[Opening The input section]

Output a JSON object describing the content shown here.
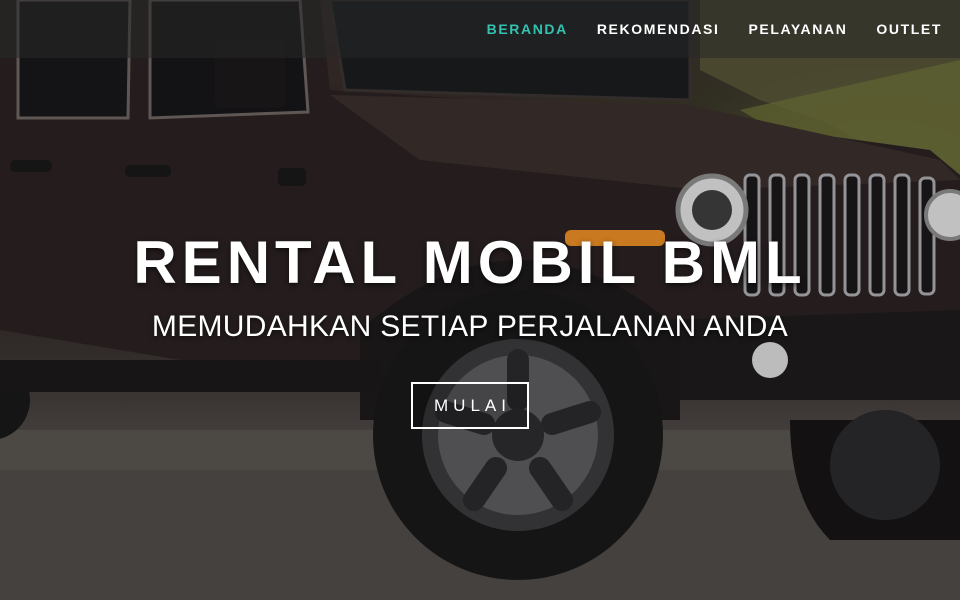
{
  "hero": {
    "title": "RENTAL MOBIL BML",
    "subtitle": "MEMUDAHKAN SETIAP PERJALANAN ANDA",
    "cta_label": "MULAI"
  },
  "nav": {
    "items": [
      {
        "label": "BERANDA",
        "active": true
      },
      {
        "label": "REKOMENDASI",
        "active": false
      },
      {
        "label": "PELAYANAN",
        "active": false
      },
      {
        "label": "OUTLET",
        "active": false
      }
    ]
  },
  "colors": {
    "accent": "#33c2b0",
    "nav_bg": "rgba(40,40,40,0.55)",
    "text": "#ffffff"
  }
}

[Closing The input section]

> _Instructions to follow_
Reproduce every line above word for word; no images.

> _Task output_
Output a JSON object describing the content shown here.
{
  "hero": {
    "title": "RENTAL MOBIL BML",
    "subtitle": "MEMUDAHKAN SETIAP PERJALANAN ANDA",
    "cta_label": "MULAI"
  },
  "nav": {
    "items": [
      {
        "label": "BERANDA",
        "active": true
      },
      {
        "label": "REKOMENDASI",
        "active": false
      },
      {
        "label": "PELAYANAN",
        "active": false
      },
      {
        "label": "OUTLET",
        "active": false
      }
    ]
  },
  "colors": {
    "accent": "#33c2b0",
    "nav_bg": "rgba(40,40,40,0.55)",
    "text": "#ffffff"
  }
}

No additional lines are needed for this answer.